House Speaker Ryan says U.S. has 'plenty of money' for Zika

WASHINGTON (Reuters) - U.S. House Speaker Paul Ryan said on Tuesday that the federal government has “plenty of money” to combat the rapidly spreading mosquito-borne Zika virus, which is spreading through the Americas and has been linked to thousands of birth defects in Brazil.

Aedes aegypti mosquitoes are seen at the Laboratory of Entomology and Ecology of the Dengue Branch of the U.S. Centers for Disease Control and Prevention in San Juan, March 6, 2016. REUTERS/Alvin Baez

“There is plenty of money in the pipeline right now, money that is not going to Ebola, that was already in the pipeline, that can go immediately to Zika,” the Wisconsin Republican told reporters.

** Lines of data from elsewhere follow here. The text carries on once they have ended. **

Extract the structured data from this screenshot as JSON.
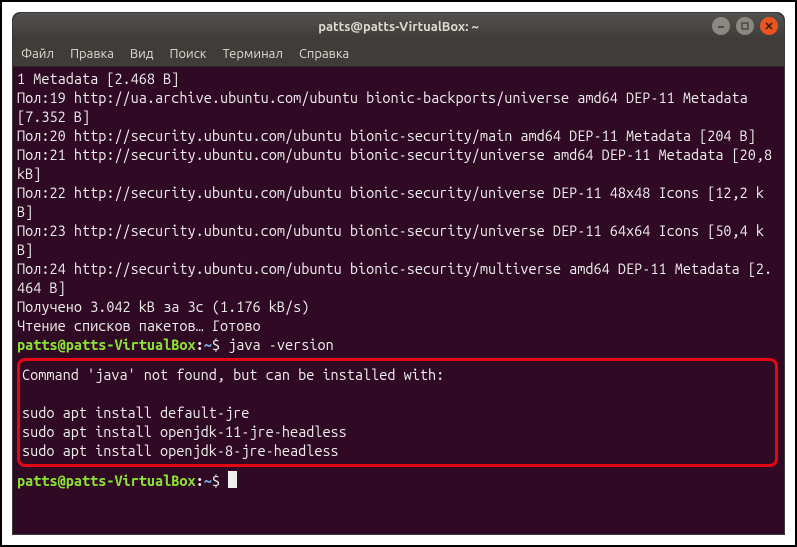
{
  "window": {
    "title": "patts@patts-VirtualBox: ~"
  },
  "menu": {
    "file": "Файл",
    "edit": "Правка",
    "view": "Вид",
    "search": "Поиск",
    "terminal": "Терминал",
    "help": "Справка"
  },
  "terminal": {
    "lines": [
      "1 Metadata [2.468 B]",
      "Пол:19 http://ua.archive.ubuntu.com/ubuntu bionic-backports/universe amd64 DEP-11 Metadata [7.352 B]",
      "Пол:20 http://security.ubuntu.com/ubuntu bionic-security/main amd64 DEP-11 Metadata [204 B]",
      "Пол:21 http://security.ubuntu.com/ubuntu bionic-security/universe amd64 DEP-11 Metadata [20,8 kB]",
      "Пол:22 http://security.ubuntu.com/ubuntu bionic-security/universe DEP-11 48x48 Icons [12,2 kB]",
      "Пол:23 http://security.ubuntu.com/ubuntu bionic-security/universe DEP-11 64x64 Icons [50,4 kB]",
      "Пол:24 http://security.ubuntu.com/ubuntu bionic-security/multiverse amd64 DEP-11 Metadata [2.464 B]",
      "Получено 3.042 kB за 3с (1.176 kB/s)",
      "Чтение списков пакетов… Готово"
    ],
    "prompt": {
      "user_host": "patts@patts-VirtualBox",
      "colon": ":",
      "path": "~",
      "dollar": "$"
    },
    "command1": "java -version",
    "highlighted": [
      "Command 'java' not found, but can be installed with:",
      "",
      "sudo apt install default-jre",
      "sudo apt install openjdk-11-jre-headless",
      "sudo apt install openjdk-8-jre-headless"
    ]
  }
}
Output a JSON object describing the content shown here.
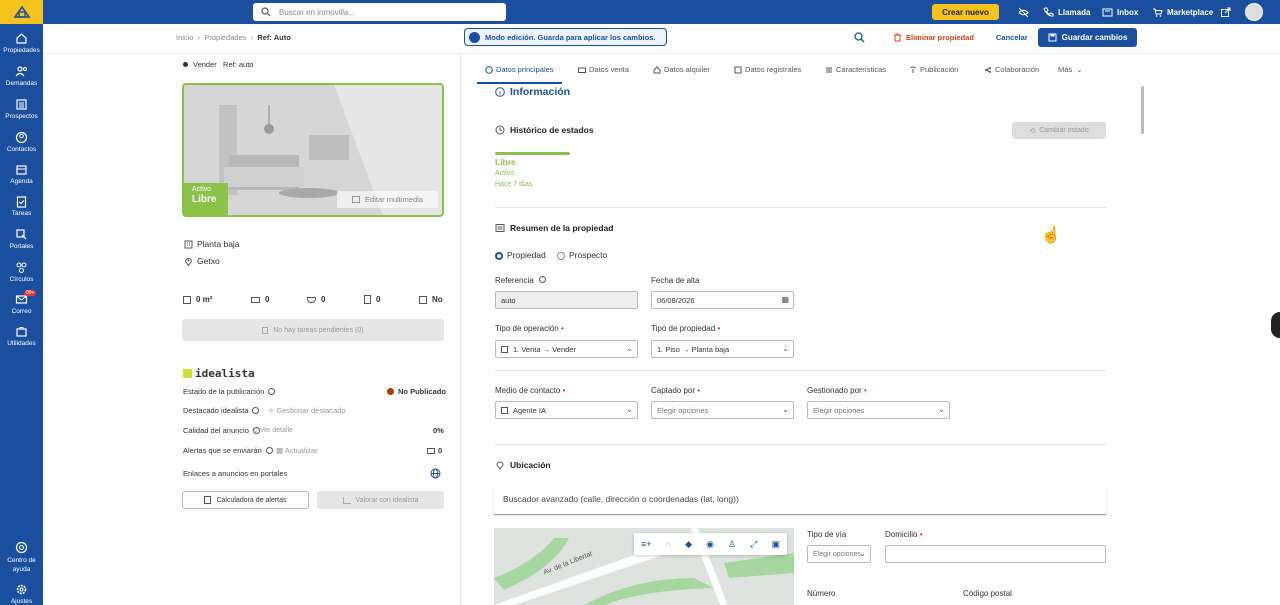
{
  "sidebar": {
    "items": [
      {
        "label": "Propiedades",
        "icon": "home-icon"
      },
      {
        "label": "Demandas",
        "icon": "users-icon"
      },
      {
        "label": "Prospectos",
        "icon": "list-icon"
      },
      {
        "label": "Contactos",
        "icon": "contact-icon"
      },
      {
        "label": "Agenda",
        "icon": "calendar-icon"
      },
      {
        "label": "Tareas",
        "icon": "clipboard-icon"
      },
      {
        "label": "Portales",
        "icon": "portal-icon"
      },
      {
        "label": "Círculos",
        "icon": "circles-icon"
      },
      {
        "label": "Correo",
        "icon": "mail-icon",
        "badge": "99+"
      },
      {
        "label": "Utilidades",
        "icon": "tools-icon"
      },
      {
        "label": "Centro de ayuda",
        "icon": "help-icon"
      },
      {
        "label": "Ajustes",
        "icon": "gear-icon"
      }
    ]
  },
  "topbar": {
    "search_placeholder": "Buscar en inmovilla...",
    "create": "Crear nuevo",
    "llamada": "Llamada",
    "inbox": "Inbox",
    "marketplace": "Marketplace"
  },
  "subbar": {
    "crumb_1": "Inicio",
    "crumb_2": "Propiedades",
    "crumb_3": "Ref: Auto",
    "modo": "Modo edición. Guarda para aplicar los cambios.",
    "eliminar": "Eliminar propiedad",
    "cancelar": "Cancelar",
    "guardar": "Guardar cambios"
  },
  "left": {
    "op": "Vender",
    "ref": "Ref: auto",
    "status_small": "Activo",
    "status_big": "Libre",
    "editar": "Editar multimedia",
    "planta": "Planta baja",
    "city": "Getxo",
    "stats": [
      "0 m²",
      "0",
      "0",
      "0",
      "No"
    ],
    "tareas": "No hay tareas pendientes (0)",
    "idealista_brand": "idealista",
    "rows": [
      {
        "label": "Estado de la publicación",
        "value": "No Publicado"
      },
      {
        "label": "Destacado idealista",
        "value": "Gestionar destacado"
      },
      {
        "label": "Calidad del anuncio",
        "value": "Ver detalle",
        "right": "0%"
      },
      {
        "label": "Alertas que se enviarán",
        "value": "Actualizar",
        "right": "0"
      },
      {
        "label": "Enlaces a anuncios en portales"
      }
    ],
    "calc": "Calculadora de alertas",
    "valorar": "Valorar con idealista"
  },
  "tabs": [
    "Datos principales",
    "Datos venta",
    "Datos alquiler",
    "Datos registrales",
    "Características",
    "Publicación",
    "Colaboración",
    "Más"
  ],
  "main": {
    "info": "Información",
    "historico": "Histórico de estados",
    "cambiar": "Cambiar estado",
    "estado": "Libre",
    "estado_sub": "Activo",
    "estado_time": "Hace 7 días",
    "resumen": "Resumen de la propiedad",
    "radio_1": "Propiedad",
    "radio_2": "Prospecto",
    "referencia": "Referencia",
    "referencia_val": "auto",
    "fecha": "Fecha de alta",
    "fecha_val": "06/08/2026",
    "tipo_op": "Tipo de operación",
    "tipo_op_val": "1. Venta → Vender",
    "tipo_prop": "Tipo de propiedad",
    "tipo_prop_val": "1. Piso → Planta baja",
    "medio": "Medio de contacto",
    "medio_val": "Agente IA",
    "captado": "Captado por",
    "captado_val": "Elegir opciones",
    "gestionado": "Gestionado por",
    "gestionado_val": "Elegir opciones",
    "ubicacion": "Ubicación",
    "buscador": "Buscador avanzado (calle, dirección o coordenadas (lat, long))",
    "tipo_via": "Tipo de vía",
    "tipo_via_val": "Elegir opciones",
    "domicilio": "Domicilio",
    "numero": "Número",
    "cp": "Código postal",
    "street": "Av. de la Libertat"
  }
}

He provided no details, but said the money could be “reprogrammed” from other purposes.

Ryan’s comment comes as Congress continues to debate an Obama administration request for $1.8 billion in emergency funding to address the Zika outbreak, which the World Health Organization estimates could eventually affect as many as four million people in the Americas.

Republicans, who initially urged the administration to use funding set aside for the dwindling but still deadly Ebola outbreak in West Africa, continue to press the administration to agree to reprogram money already earmarked for other purposes.

Republicans on the House Appropriations Committee estimate that the U.S. Department of Health and Human Services and the State Department have up to $2.7 billion in combined unobligated funding that could be tapped for Zika.

“It’s the fastest way to address the crisis,” a Republican aide said.

Democrats are pushing for new emergency funding for Zika, saying the use of money already appropriated could endanger other important programs.

“We’ve been hesitant to signing on, because we don’t want to rob Peter to pay Paul,” a Democratic aide said.

Zika is carried by mosquitoes, which transmit the virus to humans. However, much remains unknown about Zika, including whether the virus actually causes the rare birth defect microcephaly in babies.

Public health officials say that link is growing stronger with new evidence, but expect it will take months to draw preliminary conclusions from studies of the virus, and possibly years to prove a connection.

More than a dozen suspected cases of sexual transmission in the United States and France, and one case of suspected transmission through a blood transfusion in Brazil have raised questions about other ways that Zika may spread.

Aides, however, said an agreement was unlikely by Wednesday, when U.S. House lawmakers are scheduled to leave for a two-week spring break. The chamber is due to reconvene on April 12.

The Senate is already on break until April 4.

Reporting by David Morgan; editing by Tim Ahmann, G Crosse